selfAdjoint, stating that spirit vs energy has a isomorphic essence, takes nothing away from either a idealistic or materialistic views. What is then the essence of electromagnetic energy? What is the essence of spiritual energy or ch'i?

Is there really empirical content, of either?

10. Apr 11, 2004

### Dlanorrenrag

Not Stepping On Science’s Toes

I do not think there is a problem with science or with a theory of determinacy. I just view existence as being a coin of two sides, neither of which need be inconsistent with the other, simply depending upon the purpose of the perspective at the time.

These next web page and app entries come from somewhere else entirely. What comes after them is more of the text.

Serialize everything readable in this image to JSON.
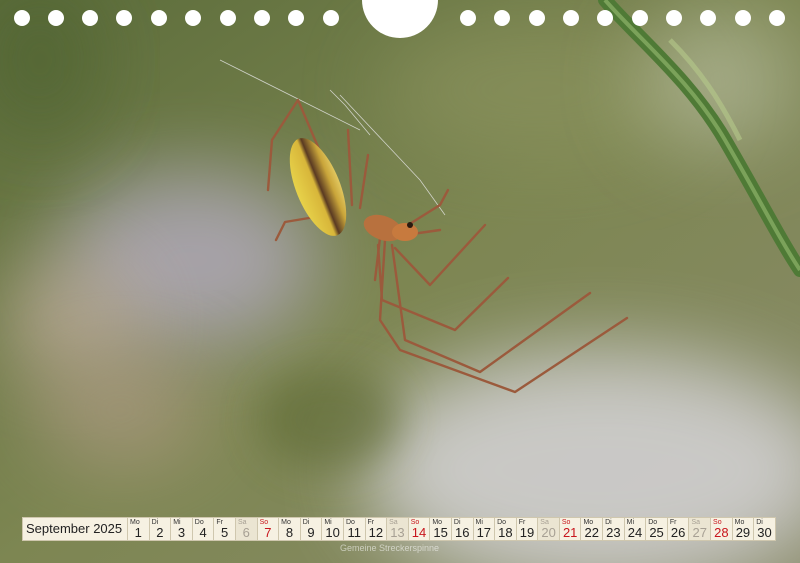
{
  "calendar": {
    "month_label": "September 2025",
    "days": [
      {
        "wd": "Mo",
        "num": "1",
        "type": "weekday"
      },
      {
        "wd": "Di",
        "num": "2",
        "type": "weekday"
      },
      {
        "wd": "Mi",
        "num": "3",
        "type": "weekday"
      },
      {
        "wd": "Do",
        "num": "4",
        "type": "weekday"
      },
      {
        "wd": "Fr",
        "num": "5",
        "type": "weekday"
      },
      {
        "wd": "Sa",
        "num": "6",
        "type": "sat"
      },
      {
        "wd": "So",
        "num": "7",
        "type": "sun"
      },
      {
        "wd": "Mo",
        "num": "8",
        "type": "weekday"
      },
      {
        "wd": "Di",
        "num": "9",
        "type": "weekday"
      },
      {
        "wd": "Mi",
        "num": "10",
        "type": "weekday"
      },
      {
        "wd": "Do",
        "num": "11",
        "type": "weekday"
      },
      {
        "wd": "Fr",
        "num": "12",
        "type": "weekday"
      },
      {
        "wd": "Sa",
        "num": "13",
        "type": "sat"
      },
      {
        "wd": "So",
        "num": "14",
        "type": "sun"
      },
      {
        "wd": "Mo",
        "num": "15",
        "type": "weekday"
      },
      {
        "wd": "Di",
        "num": "16",
        "type": "weekday"
      },
      {
        "wd": "Mi",
        "num": "17",
        "type": "weekday"
      },
      {
        "wd": "Do",
        "num": "18",
        "type": "weekday"
      },
      {
        "wd": "Fr",
        "num": "19",
        "type": "weekday"
      },
      {
        "wd": "Sa",
        "num": "20",
        "type": "sat"
      },
      {
        "wd": "So",
        "num": "21",
        "type": "sun"
      },
      {
        "wd": "Mo",
        "num": "22",
        "type": "weekday"
      },
      {
        "wd": "Di",
        "num": "23",
        "type": "weekday"
      },
      {
        "wd": "Mi",
        "num": "24",
        "type": "weekday"
      },
      {
        "wd": "Do",
        "num": "25",
        "type": "weekday"
      },
      {
        "wd": "Fr",
        "num": "26",
        "type": "weekday"
      },
      {
        "wd": "Sa",
        "num": "27",
        "type": "sat"
      },
      {
        "wd": "So",
        "num": "28",
        "type": "sun"
      },
      {
        "wd": "Mo",
        "num": "29",
        "type": "weekday"
      },
      {
        "wd": "Di",
        "num": "30",
        "type": "weekday"
      }
    ]
  },
  "caption": "Gemeine Streckerspinne",
  "colors": {
    "background": "#6f7a4a",
    "sunday": "#c8161d",
    "cell": "#f6f1e2"
  }
}
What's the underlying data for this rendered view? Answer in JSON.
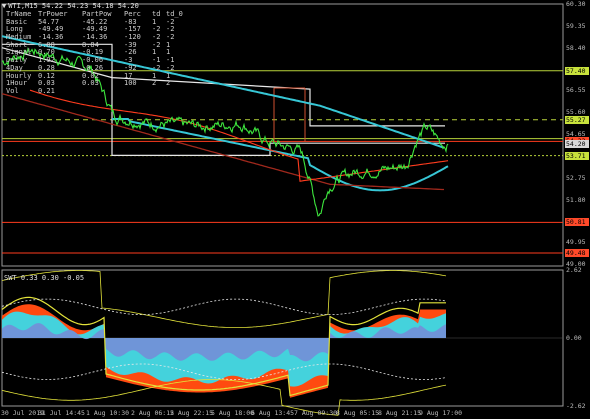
{
  "window": {
    "title": "WTI,M15  54.22 54.23 54.18 54.20"
  },
  "stats_table": {
    "headers": [
      "TrName",
      "TrPower",
      "PartPow",
      "Perc",
      "td",
      "td_0"
    ],
    "rows": [
      [
        "Basic",
        "54.77",
        "-45.22",
        "-83",
        "1",
        "-2"
      ],
      [
        "Long",
        "-49.49",
        "-49.49",
        "-157",
        "-2",
        "-2"
      ],
      [
        "Medium",
        "-14.36",
        "-14.36",
        "-120",
        "-2",
        "-2"
      ],
      [
        "Short",
        "6.08",
        "8.84",
        "-39",
        "-2",
        "1"
      ],
      [
        "Signal",
        "0.70",
        "-0.19",
        "-26",
        "1",
        "1"
      ],
      [
        "Daily",
        "1.92",
        "-0.06",
        "-3",
        "-1",
        "-1"
      ],
      [
        "4Day",
        "0.28",
        "-0.26",
        "-92",
        "-2",
        "-2"
      ],
      [
        "Hourly",
        "0.12",
        "0.02",
        "17",
        "1",
        "1"
      ],
      [
        "1Hour",
        "0.03",
        "0.03",
        "100",
        "2",
        "2"
      ],
      [
        "Vol",
        "0.21",
        "",
        "",
        "",
        ""
      ]
    ]
  },
  "price_axis": {
    "labels": [
      "60.30",
      "59.35",
      "58.40",
      "57.45",
      "56.55",
      "55.60",
      "54.65",
      "53.70",
      "52.75",
      "51.80",
      "50.85",
      "49.95",
      "49.00"
    ]
  },
  "price_tags": [
    {
      "value": "57.40",
      "bg": "#c8e23c"
    },
    {
      "value": "55.27",
      "bg": "#c8e23c"
    },
    {
      "value": "54.33",
      "bg": "#ff4a2a"
    },
    {
      "value": "54.20",
      "bg": "#d9d9d9"
    },
    {
      "value": "53.71",
      "bg": "#c8e23c"
    },
    {
      "value": "50.81",
      "bg": "#ff4a2a"
    },
    {
      "value": "49.48",
      "bg": "#ff4a2a"
    }
  ],
  "indicator": {
    "title": "SWT 0.33 0.30 -0.05",
    "axis_labels": [
      "2.62",
      "0.00",
      "-2.62"
    ]
  },
  "time_axis": {
    "labels": [
      "30 Jul 2019",
      "31 Jul 14:45",
      "1 Aug 10:30",
      "2 Aug 06:15",
      "2 Aug 22:15",
      "5 Aug 18:00",
      "6 Aug 13:45",
      "7 Aug 09:30",
      "8 Aug 05:15",
      "8 Aug 21:15",
      "9 Aug 17:00"
    ]
  },
  "colors": {
    "price_line": "#3ee83e",
    "cyan_band": "#37c7d6",
    "red_line": "#ff3c1e",
    "dark_red_line": "#a0281c",
    "white_line": "#e8e8e8",
    "yellow_line": "#e2e23a",
    "olive_level": "#b7d23a",
    "hist_orange": "#ff4a10",
    "hist_cyan": "#44d2dc",
    "hist_blue": "#6f95d8"
  }
}
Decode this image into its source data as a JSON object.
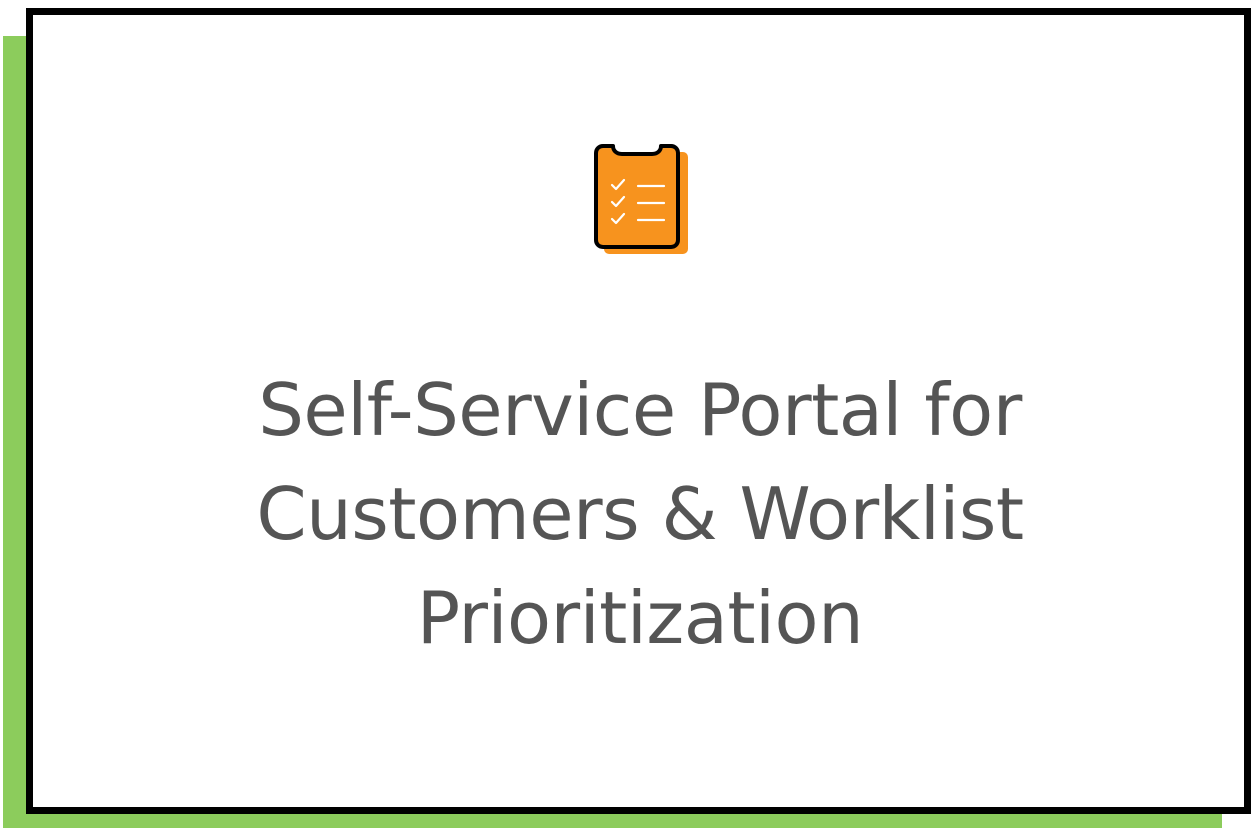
{
  "card": {
    "title_lines": [
      "Self-Service Portal for",
      "Customers & Worklist",
      "Prioritization"
    ],
    "icon": "clipboard-checklist-icon"
  },
  "colors": {
    "accent_green": "#8ccc5c",
    "icon_orange": "#f7931e",
    "border": "#000000",
    "text": "#555555"
  }
}
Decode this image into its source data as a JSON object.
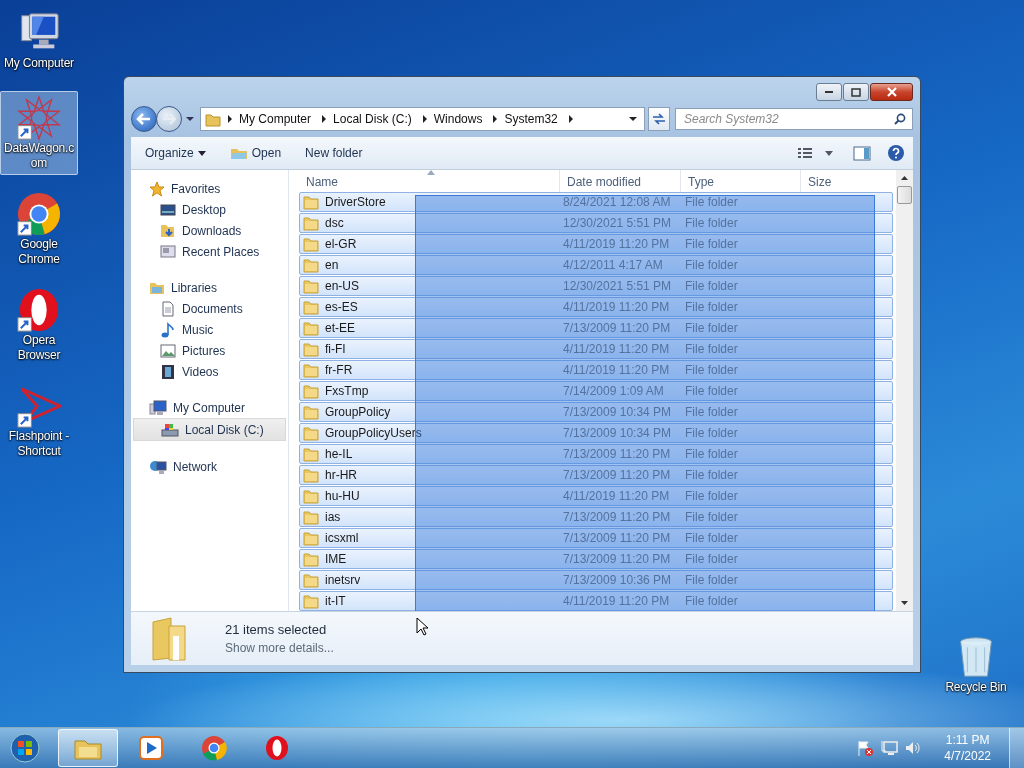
{
  "desktop_icons": [
    {
      "label": "My Computer",
      "kind": "computer",
      "selected": false
    },
    {
      "label": "DataWagon.com",
      "kind": "star",
      "selected": true
    },
    {
      "label": "Google Chrome",
      "kind": "chrome",
      "selected": false
    },
    {
      "label": "Opera Browser",
      "kind": "opera",
      "selected": false
    },
    {
      "label": "Flashpoint - Shortcut",
      "kind": "arrow",
      "selected": false
    }
  ],
  "recycle_bin": {
    "label": "Recycle Bin"
  },
  "window": {
    "address": [
      "My Computer",
      "Local Disk (C:)",
      "Windows",
      "System32"
    ],
    "search": {
      "placeholder": "Search System32"
    },
    "toolbar": [
      {
        "label": "Organize",
        "kind": "menu"
      },
      {
        "label": "Open",
        "kind": "open"
      },
      {
        "label": "New folder",
        "kind": "plain"
      }
    ],
    "sidebar": [
      {
        "label": "Favorites",
        "kind": "star",
        "selected": false,
        "children": [
          {
            "label": "Desktop",
            "kind": "desktop",
            "selected": false
          },
          {
            "label": "Downloads",
            "kind": "downloads",
            "selected": false
          },
          {
            "label": "Recent Places",
            "kind": "recent",
            "selected": false
          }
        ]
      },
      {
        "label": "Libraries",
        "kind": "libraries",
        "selected": false,
        "children": [
          {
            "label": "Documents",
            "kind": "document",
            "selected": false
          },
          {
            "label": "Music",
            "kind": "music",
            "selected": false
          },
          {
            "label": "Pictures",
            "kind": "pictures",
            "selected": false
          },
          {
            "label": "Videos",
            "kind": "videos",
            "selected": false
          }
        ]
      },
      {
        "label": "My Computer",
        "kind": "computer",
        "selected": false,
        "children": [
          {
            "label": "Local Disk (C:)",
            "kind": "disk",
            "selected": true
          }
        ]
      },
      {
        "label": "Network",
        "kind": "network",
        "selected": false
      }
    ],
    "columns": [
      "Name",
      "Date modified",
      "Type",
      "Size"
    ],
    "rows": [
      {
        "name": "DriverStore",
        "date": "8/24/2021 12:08 AM",
        "type": "File folder",
        "selected": true
      },
      {
        "name": "dsc",
        "date": "12/30/2021 5:51 PM",
        "type": "File folder",
        "selected": true
      },
      {
        "name": "el-GR",
        "date": "4/11/2019 11:20 PM",
        "type": "File folder",
        "selected": true
      },
      {
        "name": "en",
        "date": "4/12/2011 4:17 AM",
        "type": "File folder",
        "selected": true
      },
      {
        "name": "en-US",
        "date": "12/30/2021 5:51 PM",
        "type": "File folder",
        "selected": true
      },
      {
        "name": "es-ES",
        "date": "4/11/2019 11:20 PM",
        "type": "File folder",
        "selected": true
      },
      {
        "name": "et-EE",
        "date": "7/13/2009 11:20 PM",
        "type": "File folder",
        "selected": true
      },
      {
        "name": "fi-FI",
        "date": "4/11/2019 11:20 PM",
        "type": "File folder",
        "selected": true
      },
      {
        "name": "fr-FR",
        "date": "4/11/2019 11:20 PM",
        "type": "File folder",
        "selected": true
      },
      {
        "name": "FxsTmp",
        "date": "7/14/2009 1:09 AM",
        "type": "File folder",
        "selected": true
      },
      {
        "name": "GroupPolicy",
        "date": "7/13/2009 10:34 PM",
        "type": "File folder",
        "selected": true
      },
      {
        "name": "GroupPolicyUsers",
        "date": "7/13/2009 10:34 PM",
        "type": "File folder",
        "selected": true
      },
      {
        "name": "he-IL",
        "date": "7/13/2009 11:20 PM",
        "type": "File folder",
        "selected": true
      },
      {
        "name": "hr-HR",
        "date": "7/13/2009 11:20 PM",
        "type": "File folder",
        "selected": true
      },
      {
        "name": "hu-HU",
        "date": "4/11/2019 11:20 PM",
        "type": "File folder",
        "selected": true
      },
      {
        "name": "ias",
        "date": "7/13/2009 11:20 PM",
        "type": "File folder",
        "selected": true
      },
      {
        "name": "icsxml",
        "date": "7/13/2009 11:20 PM",
        "type": "File folder",
        "selected": true
      },
      {
        "name": "IME",
        "date": "7/13/2009 11:20 PM",
        "type": "File folder",
        "selected": true
      },
      {
        "name": "inetsrv",
        "date": "7/13/2009 10:36 PM",
        "type": "File folder",
        "selected": true
      },
      {
        "name": "it-IT",
        "date": "4/11/2019 11:20 PM",
        "type": "File folder",
        "selected": true
      }
    ],
    "details": {
      "summary": "21 items selected",
      "link": "Show more details..."
    }
  },
  "taskbar": {
    "items": [
      {
        "kind": "explorer",
        "selected": true
      },
      {
        "kind": "media",
        "selected": false
      },
      {
        "kind": "chrome",
        "selected": false
      },
      {
        "kind": "opera",
        "selected": false
      }
    ],
    "clock": {
      "time": "1:11 PM",
      "date": "4/7/2022"
    }
  }
}
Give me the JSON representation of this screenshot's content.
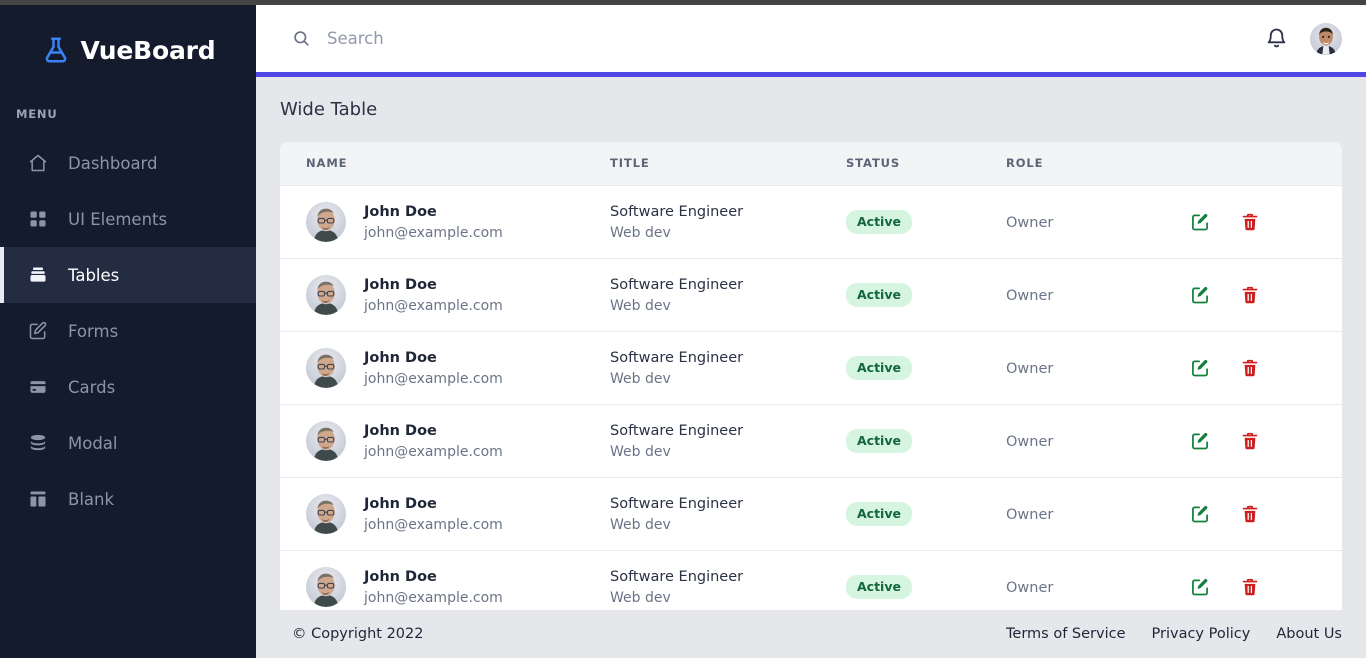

One side is Nature, science, balanced forces, and determinacy. The other side is God, values, art, and free will. When I want to leverage control over forces, I look to laws of Nature. When I want to make moral choices, I rationalize based on an inspiration of God.

It may well be that logic cannot be applied to prove a necessity for faith, either in God or in moral values. But, is logic able to demonstrate its own inadequacy to disprove generalized faith?

Experience seems to teach both the inevitability and necessity of faith. What value choices can we consistently rationalize, apart from notions that are based on faith---regardless of whether that faith is merely an unarticulated or socialized construct? As to necessity or helpfulness, I would refer to the experience of John Stuart Mill, an astute fellow. Regardless of proof, merely leaving open the possibility that we are connected by grounds for holding moral values might be helpful in fostering a view of the Golden Rule as more a matter of enlightened self interest than a matter of selflessness.

Assuming the universe offsets balancing forces, why suppose that we must lack even vicarious participation in effecting choices? We cannot very well disprove a perspective of synchronized movement, manifested through all matter, including ourselves, as an expression of a higher will in which our expressions are participatory, can we? If not, such a perspective would seem in no way to need to step on science’s toes.

11. Apr 14, 2004